The period in question may seem a short one for such a long book, but these were formative years in the artist’s life. During this period Hemingway settled in Paris with his wife Hadley, had a child, skied, hunted, and fished, went to the bullfights, composed In Our Time (1925) and The Sun Also Rises (1926), met Pauline Pfeiffer, for whom he would soon abandon his family, and began to suffer those ominous bouts of depression that would finally defeat him.
In view of previous biographies by Carlos Baker, Charles Fenton, Kenneth Lynn, A.E. Hotcher, and Jeffrey Meyers, among others, it is worth asking whether Michael Reynolds has anything new to add. In fact, he does: the book is a mine of fresh discoveries drawn from the Hemingway papers as well as from the accumulating letters and diaries of Hemingway’s wives and friends. To his credit, Reynolds avoids the temptation to read the stories as straight autobiography. But more important, he is skeptical of memoirs and retrospective nonfictional accounts of the period like Hemingway’s A Moveable Feast or Harold Loeb’s The Way It Was. Reynolds wisely prefers to stick with contemporaneous documents, which frequently correct the self-serving recollections of the novelist and his friends.
But perhaps the most striking feature of this new biography is its “inside narrative.” Hemingway’s story is told, at least in part, by an indirect method that at times amounts to stream-of consciousness narration. The effect is quite novelistic, for an impression of which one instance of Reynolds’ method will have to suffice. After young Hemingway’s apprentice work had been repeatedly rejected, H.L. Mencken wrote an article saying that publishers were really not inhospitable to new writers. Here is how Reynolds reports Hemingway’s reaction to Mencken’s piece:

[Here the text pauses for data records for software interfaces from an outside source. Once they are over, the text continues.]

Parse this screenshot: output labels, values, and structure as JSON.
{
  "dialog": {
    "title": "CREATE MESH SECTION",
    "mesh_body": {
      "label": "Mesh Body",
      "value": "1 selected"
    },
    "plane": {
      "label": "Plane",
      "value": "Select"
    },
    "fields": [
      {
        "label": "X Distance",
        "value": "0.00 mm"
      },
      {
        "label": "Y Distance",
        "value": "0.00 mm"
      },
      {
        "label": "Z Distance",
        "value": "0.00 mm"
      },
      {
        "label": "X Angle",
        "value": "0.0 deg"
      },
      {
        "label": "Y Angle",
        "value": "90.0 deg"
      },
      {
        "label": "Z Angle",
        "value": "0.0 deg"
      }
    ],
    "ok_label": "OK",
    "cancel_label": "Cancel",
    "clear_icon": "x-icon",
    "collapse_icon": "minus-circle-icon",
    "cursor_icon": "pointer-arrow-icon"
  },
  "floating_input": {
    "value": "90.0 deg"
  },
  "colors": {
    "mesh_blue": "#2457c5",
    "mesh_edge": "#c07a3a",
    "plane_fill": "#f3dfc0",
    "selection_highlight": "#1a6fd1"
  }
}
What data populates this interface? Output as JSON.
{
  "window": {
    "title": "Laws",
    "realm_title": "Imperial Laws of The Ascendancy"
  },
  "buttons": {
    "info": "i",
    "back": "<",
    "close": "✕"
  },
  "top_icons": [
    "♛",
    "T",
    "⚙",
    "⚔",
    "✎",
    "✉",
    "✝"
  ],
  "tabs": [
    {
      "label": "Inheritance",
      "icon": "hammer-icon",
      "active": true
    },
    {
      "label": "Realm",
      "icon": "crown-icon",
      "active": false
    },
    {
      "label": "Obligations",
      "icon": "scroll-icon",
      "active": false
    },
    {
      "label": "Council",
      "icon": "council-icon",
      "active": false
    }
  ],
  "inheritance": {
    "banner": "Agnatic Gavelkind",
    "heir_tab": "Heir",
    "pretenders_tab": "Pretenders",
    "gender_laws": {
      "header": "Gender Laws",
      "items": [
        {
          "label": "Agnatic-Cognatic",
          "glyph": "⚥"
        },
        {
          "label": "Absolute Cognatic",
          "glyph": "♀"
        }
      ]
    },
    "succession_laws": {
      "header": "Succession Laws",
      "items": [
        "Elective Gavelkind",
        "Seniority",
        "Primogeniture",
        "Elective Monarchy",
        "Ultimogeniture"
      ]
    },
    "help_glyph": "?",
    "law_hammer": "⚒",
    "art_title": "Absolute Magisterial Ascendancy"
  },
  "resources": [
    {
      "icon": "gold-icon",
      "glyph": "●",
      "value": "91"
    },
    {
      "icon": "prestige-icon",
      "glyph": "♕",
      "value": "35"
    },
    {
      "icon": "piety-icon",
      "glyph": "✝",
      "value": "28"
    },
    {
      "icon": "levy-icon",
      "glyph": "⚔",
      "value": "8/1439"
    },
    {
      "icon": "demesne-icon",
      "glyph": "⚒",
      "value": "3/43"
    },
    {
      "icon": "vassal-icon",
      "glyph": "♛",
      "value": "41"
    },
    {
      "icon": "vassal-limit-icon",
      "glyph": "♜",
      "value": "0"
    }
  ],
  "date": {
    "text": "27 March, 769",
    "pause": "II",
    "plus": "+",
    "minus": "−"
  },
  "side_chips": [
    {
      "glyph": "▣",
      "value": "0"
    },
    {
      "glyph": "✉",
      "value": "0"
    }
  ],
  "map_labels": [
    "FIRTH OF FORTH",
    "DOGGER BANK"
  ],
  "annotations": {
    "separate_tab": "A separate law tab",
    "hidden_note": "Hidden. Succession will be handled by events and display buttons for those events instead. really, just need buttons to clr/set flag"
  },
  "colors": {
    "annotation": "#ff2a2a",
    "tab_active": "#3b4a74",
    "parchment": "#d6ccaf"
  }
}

If a young writer continually got rejections, Mencken said, then he probably deserved them, and personal contacts would be no help. But if the talent was there, the editors would certainly spot it. Four rejections in six weeks and the great sage from Baltimore tells him that the magazines can spot talent. Well, to hell with Mencken and his American Mercury. They had their chance. Never again did Hemingway submit anything to the Mercury, and he never forgave or forgot Mencken’s rejections.
Reynolds’ practice of moving into and out of Hemingway’s consciousness, based as it is upon this “mind-reading” technique of available documents, makes Hemingway: The Paris Years one of the most creative of the recent lives of the writer. But it is worth remarking that being inside the mind of Hemingway is not always a pleasant experience, since, as Reynolds makes plain, Hemingway had “a mean, bully ing streak that some people brought to the surface without even trying.” Still, Reynolds, though never minimizing his subject’s gargantuan faults, succeeds in making us understand how Hemingway’s apprenticeship was served and how it was to be the troubled man behind the memorable books.
[Hemingway: The Paris Years, by Michael Reynolds (Oxford and Cambridge, Massachusetts: Basil Blackwell) 402 pp., $24.95]